Give back all of the data exactly as it stands, with the pictures removed.

* * *

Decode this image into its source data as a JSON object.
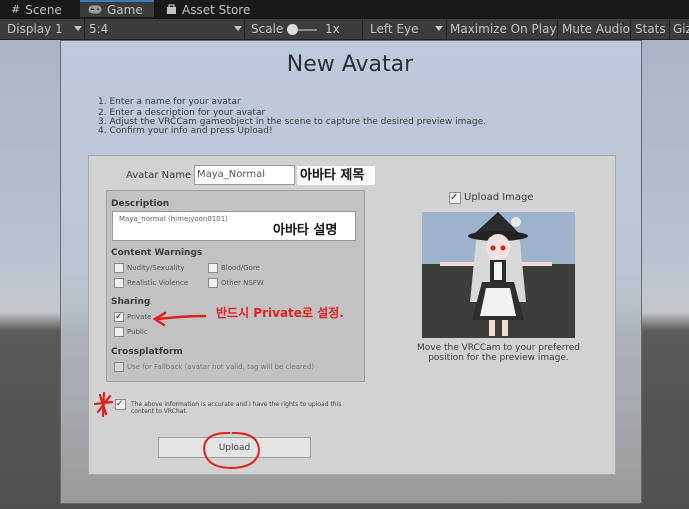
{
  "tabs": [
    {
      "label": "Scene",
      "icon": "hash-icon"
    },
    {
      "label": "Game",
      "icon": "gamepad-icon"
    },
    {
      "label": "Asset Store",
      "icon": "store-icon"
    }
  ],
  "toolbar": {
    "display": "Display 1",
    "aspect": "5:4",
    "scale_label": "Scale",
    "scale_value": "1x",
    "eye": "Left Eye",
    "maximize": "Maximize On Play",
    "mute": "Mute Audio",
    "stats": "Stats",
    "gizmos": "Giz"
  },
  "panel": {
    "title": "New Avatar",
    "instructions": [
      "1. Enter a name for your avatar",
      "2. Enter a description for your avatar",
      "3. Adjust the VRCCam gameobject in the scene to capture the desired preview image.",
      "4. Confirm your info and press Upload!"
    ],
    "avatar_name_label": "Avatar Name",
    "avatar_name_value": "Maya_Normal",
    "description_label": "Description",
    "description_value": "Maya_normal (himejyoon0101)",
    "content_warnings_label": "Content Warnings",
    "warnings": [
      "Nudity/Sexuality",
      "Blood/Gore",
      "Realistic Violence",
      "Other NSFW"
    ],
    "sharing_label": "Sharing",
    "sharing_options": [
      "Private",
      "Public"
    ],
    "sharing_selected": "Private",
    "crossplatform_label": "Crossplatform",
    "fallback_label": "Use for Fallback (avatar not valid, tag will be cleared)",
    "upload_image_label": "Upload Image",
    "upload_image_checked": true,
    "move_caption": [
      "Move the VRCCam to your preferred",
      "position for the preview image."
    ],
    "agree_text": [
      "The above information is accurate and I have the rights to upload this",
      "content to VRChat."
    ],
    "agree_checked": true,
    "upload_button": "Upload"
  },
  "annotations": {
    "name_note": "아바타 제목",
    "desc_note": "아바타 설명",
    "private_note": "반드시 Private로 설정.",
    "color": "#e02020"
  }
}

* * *

- RESPONSE
Decode this image into its source data as a JSON object.
{
  "tabs": [
    {
      "label": "Scene",
      "icon": "hash-icon"
    },
    {
      "label": "Game",
      "icon": "gamepad-icon"
    },
    {
      "label": "Asset Store",
      "icon": "store-icon"
    }
  ],
  "toolbar": {
    "display": "Display 1",
    "aspect": "5:4",
    "scale_label": "Scale",
    "scale_value": "1x",
    "eye": "Left Eye",
    "maximize": "Maximize On Play",
    "mute": "Mute Audio",
    "stats": "Stats",
    "gizmos": "Giz"
  },
  "panel": {
    "title": "New Avatar",
    "instructions": [
      "1. Enter a name for your avatar",
      "2. Enter a description for your avatar",
      "3. Adjust the VRCCam gameobject in the scene to capture the desired preview image.",
      "4. Confirm your info and press Upload!"
    ],
    "avatar_name_label": "Avatar Name",
    "avatar_name_value": "Maya_Normal",
    "description_label": "Description",
    "description_value": "Maya_normal (himejyoon0101)",
    "content_warnings_label": "Content Warnings",
    "warnings": [
      "Nudity/Sexuality",
      "Blood/Gore",
      "Realistic Violence",
      "Other NSFW"
    ],
    "sharing_label": "Sharing",
    "sharing_options": [
      "Private",
      "Public"
    ],
    "sharing_selected": "Private",
    "crossplatform_label": "Crossplatform",
    "fallback_label": "Use for Fallback (avatar not valid, tag will be cleared)",
    "upload_image_label": "Upload Image",
    "upload_image_checked": true,
    "move_caption": [
      "Move the VRCCam to your preferred",
      "position for the preview image."
    ],
    "agree_text": [
      "The above information is accurate and I have the rights to upload this",
      "content to VRChat."
    ],
    "agree_checked": true,
    "upload_button": "Upload"
  },
  "annotations": {
    "name_note": "아바타 제목",
    "desc_note": "아바타 설명",
    "private_note": "반드시 Private로 설정.",
    "color": "#e02020"
  }
}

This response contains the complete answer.